Creating Shareholder Value
Some companies create enormous amounts of shareholder value. Others convert investors' capital into tax losses.
Everyone wants to understand the key ingredients and contributions that are common to the companies that multiply investor capital by ten, or a hundred, times.
One thing most veterans would agree on is that shareholder value is not created linearly. Instead it is created in stages. This is illustrated, from the investors perspective, in Value Stages.
Value is also almost always created by teams, not single individuals. Very often, the most successful early stage companies are ones where the entrepreneurial team is complemented by an excellent team of financial partners. The financial partners help the entrepreneurs with financings, governance and the eventual exit transaction.
This type of partnership works well because young entrepreneurs haven't yet gained the experience of executing dozens of financings or multiple exits. At this early stage in their careers, they may have yet to sit on another real board.
Good financial partners can contribute to a broad range of companies because their skills are highly transferable. They have often become experts at financings, exits and governance because they have been doing them for many years -- often decades.

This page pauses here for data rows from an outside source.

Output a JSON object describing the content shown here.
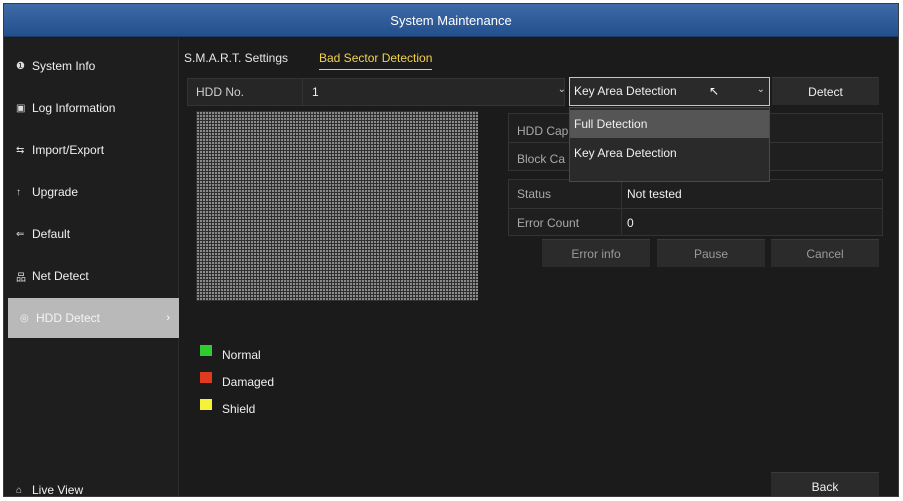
{
  "window": {
    "title": "System Maintenance"
  },
  "sidebar": {
    "items": [
      {
        "label": "System Info",
        "icon": "info-icon",
        "glyph": "❶"
      },
      {
        "label": "Log Information",
        "icon": "log-icon",
        "glyph": "▣"
      },
      {
        "label": "Import/Export",
        "icon": "import-export-icon",
        "glyph": "⇆"
      },
      {
        "label": "Upgrade",
        "icon": "upgrade-icon",
        "glyph": "↑"
      },
      {
        "label": "Default",
        "icon": "default-icon",
        "glyph": "⇐"
      },
      {
        "label": "Net Detect",
        "icon": "network-icon",
        "glyph": "品"
      },
      {
        "label": "HDD Detect",
        "icon": "hdd-icon",
        "glyph": "◎",
        "active": true,
        "chevron": "›"
      }
    ],
    "live_view": {
      "label": "Live View",
      "icon": "home-icon",
      "glyph": "⌂"
    }
  },
  "tabs": [
    {
      "label": "S.M.A.R.T. Settings",
      "active": false
    },
    {
      "label": "Bad Sector Detection",
      "active": true
    }
  ],
  "hdd": {
    "label": "HDD No.",
    "value": "1",
    "caret": "⌄"
  },
  "detection_mode": {
    "selected": "Key Area Detection",
    "caret": "⌄",
    "cursor": "↖",
    "options": [
      "Full Detection",
      "Key Area Detection"
    ]
  },
  "buttons": {
    "detect": "Detect",
    "error_info": "Error info",
    "pause": "Pause",
    "cancel": "Cancel",
    "back": "Back"
  },
  "capacity": {
    "hdd_capacity_label": "HDD Cap",
    "block_capacity_label": "Block Ca"
  },
  "status": {
    "status_label": "Status",
    "status_value": "Not tested",
    "error_count_label": "Error Count",
    "error_count_value": "0"
  },
  "legend": [
    {
      "label": "Normal",
      "color": "#2ecc2e"
    },
    {
      "label": "Damaged",
      "color": "#e03a1e"
    },
    {
      "label": "Shield",
      "color": "#f5f23a"
    }
  ],
  "colors": {
    "accent": "#f3d34a",
    "titlebar": "#2f5c99"
  }
}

This is one of the classic areas where mentors can multiply the success of entrepreneurs.
An attempt to illustrate the contributions of the financial partners and the entrepreneurial team is illustrated on Financial Partners Contributions.
Another view of the financial partners' contributions, shown as an overlay of the various functions carried out in the enterprise, is diagrammed on Financial Partners Contributions Map.
Neither of these two dimensional images can adequately describe the complex multi-faceted interaction between the financial partners and the entrepreneurs but can hopefully create a foundation for some interesting discussion.